right now in terms of picking and choosing which laws to follow. The last administration did that, and those of us lefties who care about American politics would really rather they hadn't. So the dismissals need to happen in order for people to realise that they shouldn't
happen, and in that light what needs to happen now is discussion, which we can hope will be followed by action.
I realise that I'm preaching to the choir here; I think I have more queer people and allies reading this than I have feminists and allies, but I wanted it said anyway, because it's better to say it than to not say it; enforced silence means forcing someone to lie by omission. van
's comment has also inspired me to link to this old post on Shakesville: Take My Arm, My Love

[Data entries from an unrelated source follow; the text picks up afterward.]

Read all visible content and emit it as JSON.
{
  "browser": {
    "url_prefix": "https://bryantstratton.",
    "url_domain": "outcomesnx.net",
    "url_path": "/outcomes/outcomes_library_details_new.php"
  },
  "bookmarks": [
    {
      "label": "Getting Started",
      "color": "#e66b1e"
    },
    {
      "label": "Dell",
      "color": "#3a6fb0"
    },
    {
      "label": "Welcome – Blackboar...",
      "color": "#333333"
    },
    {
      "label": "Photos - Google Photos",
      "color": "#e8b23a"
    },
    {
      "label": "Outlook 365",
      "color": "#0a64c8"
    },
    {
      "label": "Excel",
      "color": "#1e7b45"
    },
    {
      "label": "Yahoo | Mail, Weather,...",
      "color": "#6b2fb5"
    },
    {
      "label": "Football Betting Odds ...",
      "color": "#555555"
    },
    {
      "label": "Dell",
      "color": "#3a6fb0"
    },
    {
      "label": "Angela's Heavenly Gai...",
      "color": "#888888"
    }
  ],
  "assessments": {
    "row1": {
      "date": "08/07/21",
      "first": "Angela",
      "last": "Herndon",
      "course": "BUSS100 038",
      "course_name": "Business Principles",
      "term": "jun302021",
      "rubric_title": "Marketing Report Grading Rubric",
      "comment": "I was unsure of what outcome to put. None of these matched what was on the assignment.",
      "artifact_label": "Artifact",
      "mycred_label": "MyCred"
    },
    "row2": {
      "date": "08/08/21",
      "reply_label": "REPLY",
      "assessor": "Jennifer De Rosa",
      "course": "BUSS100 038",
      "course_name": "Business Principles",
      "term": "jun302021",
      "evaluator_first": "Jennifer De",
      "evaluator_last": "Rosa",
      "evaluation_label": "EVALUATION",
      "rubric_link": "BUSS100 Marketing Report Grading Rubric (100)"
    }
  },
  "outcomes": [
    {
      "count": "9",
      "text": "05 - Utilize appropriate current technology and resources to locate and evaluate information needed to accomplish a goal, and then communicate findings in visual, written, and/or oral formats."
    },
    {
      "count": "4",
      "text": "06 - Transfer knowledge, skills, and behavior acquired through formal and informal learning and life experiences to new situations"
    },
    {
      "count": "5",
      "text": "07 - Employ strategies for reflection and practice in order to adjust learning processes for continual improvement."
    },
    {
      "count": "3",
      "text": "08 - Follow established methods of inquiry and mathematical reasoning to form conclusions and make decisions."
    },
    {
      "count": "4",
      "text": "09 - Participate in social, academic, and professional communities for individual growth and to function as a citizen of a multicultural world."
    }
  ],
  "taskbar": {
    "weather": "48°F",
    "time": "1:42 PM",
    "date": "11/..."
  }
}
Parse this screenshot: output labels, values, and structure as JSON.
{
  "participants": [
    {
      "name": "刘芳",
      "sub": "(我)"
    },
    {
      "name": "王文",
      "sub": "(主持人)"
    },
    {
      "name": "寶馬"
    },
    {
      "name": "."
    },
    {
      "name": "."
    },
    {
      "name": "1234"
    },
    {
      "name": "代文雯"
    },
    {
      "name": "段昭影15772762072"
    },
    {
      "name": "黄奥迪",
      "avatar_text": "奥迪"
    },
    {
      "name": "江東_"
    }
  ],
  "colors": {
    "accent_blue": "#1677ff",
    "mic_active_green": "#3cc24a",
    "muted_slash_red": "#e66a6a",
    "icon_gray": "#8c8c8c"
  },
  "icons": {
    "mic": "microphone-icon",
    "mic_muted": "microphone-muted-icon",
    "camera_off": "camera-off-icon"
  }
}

Spend an entire week pretending that you're not a couple. Don't write a check from a joint bank account. Hide all the photographs in your home and office which would identify you as a couple. Take off your wedding rings. Touch each other, and talk to each other, in public, in ways that could only be interpreted as you being "friends". Refer to yourself only in the singular "I", never in the "we". When you go to work on Monday, if you spent time together on the weekend, include only information which would indicate that you went somewhere with a friend, rather than your life-mate. If someone comes to stay with you, sleep in separate beds. Go intentionally into the closet as a couple. For a week.
My life involves a certain amount of self-editing. Every time I mention my girlfriend in conversation (which is often, I'm a 'relate anecdotes from my life' kind of person), I have to make a conscious decision
to decide how to refer to her. Usually, yes, she's my 'girlfriend', but there's also 'partner' and 'friend' in circumstances where I just don't want to deal with the potential reaction. When I'm with her, every PDA is a political statement. Every hand-holding, every kiss, every hug. I'm aware, all the time, that most people who sees us is going to see lesbians first, lovers second (a close second, sure, but still). I'm as out as anyone, but I still (feel like I) have to be careful.
I can't even imagine the pain of having to keep up the pretence every minute of every day on pain of losing my job. And that's why this matters to me.
*is that the correct way to refer to them? Or should it be "Lt. Choi and 2nd Lt. Tsao?"